→ Data under study
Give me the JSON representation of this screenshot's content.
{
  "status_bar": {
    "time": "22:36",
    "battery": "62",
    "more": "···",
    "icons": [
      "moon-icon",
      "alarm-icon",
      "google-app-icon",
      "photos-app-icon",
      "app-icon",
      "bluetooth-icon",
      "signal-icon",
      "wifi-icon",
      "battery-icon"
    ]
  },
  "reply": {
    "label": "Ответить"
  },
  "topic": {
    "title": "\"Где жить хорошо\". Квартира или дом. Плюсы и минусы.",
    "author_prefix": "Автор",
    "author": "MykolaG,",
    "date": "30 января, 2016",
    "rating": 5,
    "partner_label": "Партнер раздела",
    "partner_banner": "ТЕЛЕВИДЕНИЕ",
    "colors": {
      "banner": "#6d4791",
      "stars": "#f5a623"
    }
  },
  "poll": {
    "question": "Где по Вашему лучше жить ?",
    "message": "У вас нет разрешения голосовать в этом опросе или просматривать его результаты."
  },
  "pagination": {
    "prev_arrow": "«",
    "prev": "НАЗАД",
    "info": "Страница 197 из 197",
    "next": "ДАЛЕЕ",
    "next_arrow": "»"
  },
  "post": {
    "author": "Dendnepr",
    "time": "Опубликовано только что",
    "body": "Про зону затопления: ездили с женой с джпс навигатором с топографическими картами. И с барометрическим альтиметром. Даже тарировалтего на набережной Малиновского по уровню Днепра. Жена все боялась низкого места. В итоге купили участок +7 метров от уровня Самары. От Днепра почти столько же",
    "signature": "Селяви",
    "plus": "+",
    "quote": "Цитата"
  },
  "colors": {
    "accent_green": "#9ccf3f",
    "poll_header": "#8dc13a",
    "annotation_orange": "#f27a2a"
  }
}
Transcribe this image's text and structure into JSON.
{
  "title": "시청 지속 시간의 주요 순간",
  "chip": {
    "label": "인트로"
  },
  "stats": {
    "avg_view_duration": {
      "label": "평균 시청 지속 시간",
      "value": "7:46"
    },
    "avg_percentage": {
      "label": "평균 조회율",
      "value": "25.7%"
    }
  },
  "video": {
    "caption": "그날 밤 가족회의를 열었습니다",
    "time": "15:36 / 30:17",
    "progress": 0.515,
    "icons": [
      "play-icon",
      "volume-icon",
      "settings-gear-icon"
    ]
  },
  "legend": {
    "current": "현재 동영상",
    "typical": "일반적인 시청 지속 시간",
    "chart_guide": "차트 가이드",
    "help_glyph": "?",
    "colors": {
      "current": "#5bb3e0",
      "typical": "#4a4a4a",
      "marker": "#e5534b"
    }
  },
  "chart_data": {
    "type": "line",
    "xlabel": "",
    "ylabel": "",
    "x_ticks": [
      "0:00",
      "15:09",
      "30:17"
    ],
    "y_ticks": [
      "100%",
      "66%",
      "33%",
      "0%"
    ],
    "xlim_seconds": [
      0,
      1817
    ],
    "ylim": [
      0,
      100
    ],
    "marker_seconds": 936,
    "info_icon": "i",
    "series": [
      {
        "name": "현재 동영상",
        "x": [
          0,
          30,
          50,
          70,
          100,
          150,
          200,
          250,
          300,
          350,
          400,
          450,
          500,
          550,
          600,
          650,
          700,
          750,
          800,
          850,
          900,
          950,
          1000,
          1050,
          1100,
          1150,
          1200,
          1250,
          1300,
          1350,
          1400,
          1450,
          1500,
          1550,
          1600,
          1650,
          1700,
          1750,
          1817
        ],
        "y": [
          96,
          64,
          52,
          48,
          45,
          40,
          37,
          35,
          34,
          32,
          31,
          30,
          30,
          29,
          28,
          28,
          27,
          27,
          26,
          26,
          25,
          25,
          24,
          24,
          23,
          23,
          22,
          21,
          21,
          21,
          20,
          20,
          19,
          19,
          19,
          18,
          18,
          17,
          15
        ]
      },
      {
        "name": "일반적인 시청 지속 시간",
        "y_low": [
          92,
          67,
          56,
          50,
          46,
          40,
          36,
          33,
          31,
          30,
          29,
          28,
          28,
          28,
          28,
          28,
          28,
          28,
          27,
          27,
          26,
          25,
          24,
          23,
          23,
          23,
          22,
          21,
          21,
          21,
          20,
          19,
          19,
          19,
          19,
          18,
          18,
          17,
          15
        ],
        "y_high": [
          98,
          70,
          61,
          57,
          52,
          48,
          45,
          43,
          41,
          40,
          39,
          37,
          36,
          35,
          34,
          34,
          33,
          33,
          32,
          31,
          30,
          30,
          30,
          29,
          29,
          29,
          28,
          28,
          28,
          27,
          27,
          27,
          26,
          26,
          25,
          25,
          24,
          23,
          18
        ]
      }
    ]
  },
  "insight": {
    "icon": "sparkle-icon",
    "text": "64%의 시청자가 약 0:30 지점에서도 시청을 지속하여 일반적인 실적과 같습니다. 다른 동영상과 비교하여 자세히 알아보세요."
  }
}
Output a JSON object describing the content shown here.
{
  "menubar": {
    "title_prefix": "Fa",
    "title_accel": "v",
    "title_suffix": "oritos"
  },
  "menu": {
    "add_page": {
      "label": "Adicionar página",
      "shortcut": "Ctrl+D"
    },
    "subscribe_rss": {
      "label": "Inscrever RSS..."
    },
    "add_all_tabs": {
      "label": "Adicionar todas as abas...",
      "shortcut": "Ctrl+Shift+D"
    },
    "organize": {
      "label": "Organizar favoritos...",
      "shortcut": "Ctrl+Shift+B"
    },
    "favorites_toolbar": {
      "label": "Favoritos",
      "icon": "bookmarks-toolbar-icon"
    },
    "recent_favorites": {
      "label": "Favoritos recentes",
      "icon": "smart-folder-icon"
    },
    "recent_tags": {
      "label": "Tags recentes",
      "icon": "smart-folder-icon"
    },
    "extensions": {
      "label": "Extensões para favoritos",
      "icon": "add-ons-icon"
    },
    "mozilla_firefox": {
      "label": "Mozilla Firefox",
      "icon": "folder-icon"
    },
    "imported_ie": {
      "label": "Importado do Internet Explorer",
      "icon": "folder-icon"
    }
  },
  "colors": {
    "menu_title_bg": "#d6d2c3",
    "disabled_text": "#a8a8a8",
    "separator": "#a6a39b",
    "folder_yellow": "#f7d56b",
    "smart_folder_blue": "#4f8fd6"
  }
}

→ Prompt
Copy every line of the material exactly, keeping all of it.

→ Answer to the exercise
Give me the JSON representation of this screenshot's content.
{
  "status_bar": {
    "time": "22:36",
    "battery": "62",
    "more": "···",
    "icons": [
      "moon-icon",
      "alarm-icon",
      "google-app-icon",
      "photos-app-icon",
      "app-icon",
      "bluetooth-icon",
      "signal-icon",
      "wifi-icon",
      "battery-icon"
    ]
  },
  "reply": {
    "label": "Ответить"
  },
  "topic": {
    "title": "\"Где жить хорошо\". Квартира или дом. Плюсы и минусы.",
    "author_prefix": "Автор",
    "author": "MykolaG,",
    "date": "30 января, 2016",
    "rating": 5,
    "partner_label": "Партнер раздела",
    "partner_banner": "ТЕЛЕВИДЕНИЕ",
    "colors": {
      "banner": "#6d4791",
      "stars": "#f5a623"
    }
  },
  "poll": {
    "question": "Где по Вашему лучше жить ?",
    "message": "У вас нет разрешения голосовать в этом опросе или просматривать его результаты."
  },
  "pagination": {
    "prev_arrow": "«",
    "prev": "НАЗАД",
    "info": "Страница 197 из 197",
    "next": "ДАЛЕЕ",
    "next_arrow": "»"
  },
  "post": {
    "author": "Dendnepr",
    "time": "Опубликовано только что",
    "body": "Про зону затопления: ездили с женой с джпс навигатором с топографическими картами. И с барометрическим альтиметром. Даже тарировалтего на набережной Малиновского по уровню Днепра. Жена все боялась низкого места. В итоге купили участок +7 метров от уровня Самары. От Днепра почти столько же",
    "signature": "Селяви",
    "plus": "+",
    "quote": "Цитата"
  },
  "colors": {
    "accent_green": "#9ccf3f",
    "poll_header": "#8dc13a",
    "annotation_orange": "#f27a2a"
  }
}
Transcribe this image's text and structure into JSON.
{
  "title": "시청 지속 시간의 주요 순간",
  "chip": {
    "label": "인트로"
  },
  "stats": {
    "avg_view_duration": {
      "label": "평균 시청 지속 시간",
      "value": "7:46"
    },
    "avg_percentage": {
      "label": "평균 조회율",
      "value": "25.7%"
    }
  },
  "video": {
    "caption": "그날 밤 가족회의를 열었습니다",
    "time": "15:36 / 30:17",
    "progress": 0.515,
    "icons": [
      "play-icon",
      "volume-icon",
      "settings-gear-icon"
    ]
  },
  "legend": {
    "current": "현재 동영상",
    "typical": "일반적인 시청 지속 시간",
    "chart_guide": "차트 가이드",
    "help_glyph": "?",
    "colors": {
      "current": "#5bb3e0",
      "typical": "#4a4a4a",
      "marker": "#e5534b"
    }
  },
  "chart_data": {
    "type": "line",
    "xlabel": "",
    "ylabel": "",
    "x_ticks": [
      "0:00",
      "15:09",
      "30:17"
    ],
    "y_ticks": [
      "100%",
      "66%",
      "33%",
      "0%"
    ],
    "xlim_seconds": [
      0,
      1817
    ],
    "ylim": [
      0,
      100
    ],
    "marker_seconds": 936,
    "info_icon": "i",
    "series": [
      {
        "name": "현재 동영상",
        "x": [
          0,
          30,
          50,
          70,
          100,
          150,
          200,
          250,
          300,
          350,
          400,
          450,
          500,
          550,
          600,
          650,
          700,
          750,
          800,
          850,
          900,
          950,
          1000,
          1050,
          1100,
          1150,
          1200,
          1250,
          1300,
          1350,
          1400,
          1450,
          1500,
          1550,
          1600,
          1650,
          1700,
          1750,
          1817
        ],
        "y": [
          96,
          64,
          52,
          48,
          45,
          40,
          37,
          35,
          34,
          32,
          31,
          30,
          30,
          29,
          28,
          28,
          27,
          27,
          26,
          26,
          25,
          25,
          24,
          24,
          23,
          23,
          22,
          21,
          21,
          21,
          20,
          20,
          19,
          19,
          19,
          18,
          18,
          17,
          15
        ]
      },
      {
        "name": "일반적인 시청 지속 시간",
        "y_low": [
          92,
          67,
          56,
          50,
          46,
          40,
          36,
          33,
          31,
          30,
          29,
          28,
          28,
          28,
          28,
          28,
          28,
          28,
          27,
          27,
          26,
          25,
          24,
          23,
          23,
          23,
          22,
          21,
          21,
          21,
          20,
          19,
          19,
          19,
          19,
          18,
          18,
          17,
          15
        ],
        "y_high": [
          98,
          70,
          61,
          57,
          52,
          48,
          45,
          43,
          41,
          40,
          39,
          37,
          36,
          35,
          34,
          34,
          33,
          33,
          32,
          31,
          30,
          30,
          30,
          29,
          29,
          29,
          28,
          28,
          28,
          27,
          27,
          27,
          26,
          26,
          25,
          25,
          24,
          23,
          18
        ]
      }
    ]
  },
  "insight": {
    "icon": "sparkle-icon",
    "text": "64%의 시청자가 약 0:30 지점에서도 시청을 지속하여 일반적인 실적과 같습니다. 다른 동영상과 비교하여 자세히 알아보세요."
  }
}
Output a JSON object describing the content shown here.
{
  "menubar": {
    "title_prefix": "Fa",
    "title_accel": "v",
    "title_suffix": "oritos"
  },
  "menu": {
    "add_page": {
      "label": "Adicionar página",
      "shortcut": "Ctrl+D"
    },
    "subscribe_rss": {
      "label": "Inscrever RSS..."
    },
    "add_all_tabs": {
      "label": "Adicionar todas as abas...",
      "shortcut": "Ctrl+Shift+D"
    },
    "organize": {
      "label": "Organizar favoritos...",
      "shortcut": "Ctrl+Shift+B"
    },
    "favorites_toolbar": {
      "label": "Favoritos",
      "icon": "bookmarks-toolbar-icon"
    },
    "recent_favorites": {
      "label": "Favoritos recentes",
      "icon": "smart-folder-icon"
    },
    "recent_tags": {
      "label": "Tags recentes",
      "icon": "smart-folder-icon"
    },
    "extensions": {
      "label": "Extensões para favoritos",
      "icon": "add-ons-icon"
    },
    "mozilla_firefox": {
      "label": "Mozilla Firefox",
      "icon": "folder-icon"
    },
    "imported_ie": {
      "label": "Importado do Internet Explorer",
      "icon": "folder-icon"
    }
  },
  "colors": {
    "menu_title_bg": "#d6d2c3",
    "disabled_text": "#a8a8a8",
    "separator": "#a6a39b",
    "folder_yellow": "#f7d56b",
    "smart_folder_blue": "#4f8fd6"
  }
}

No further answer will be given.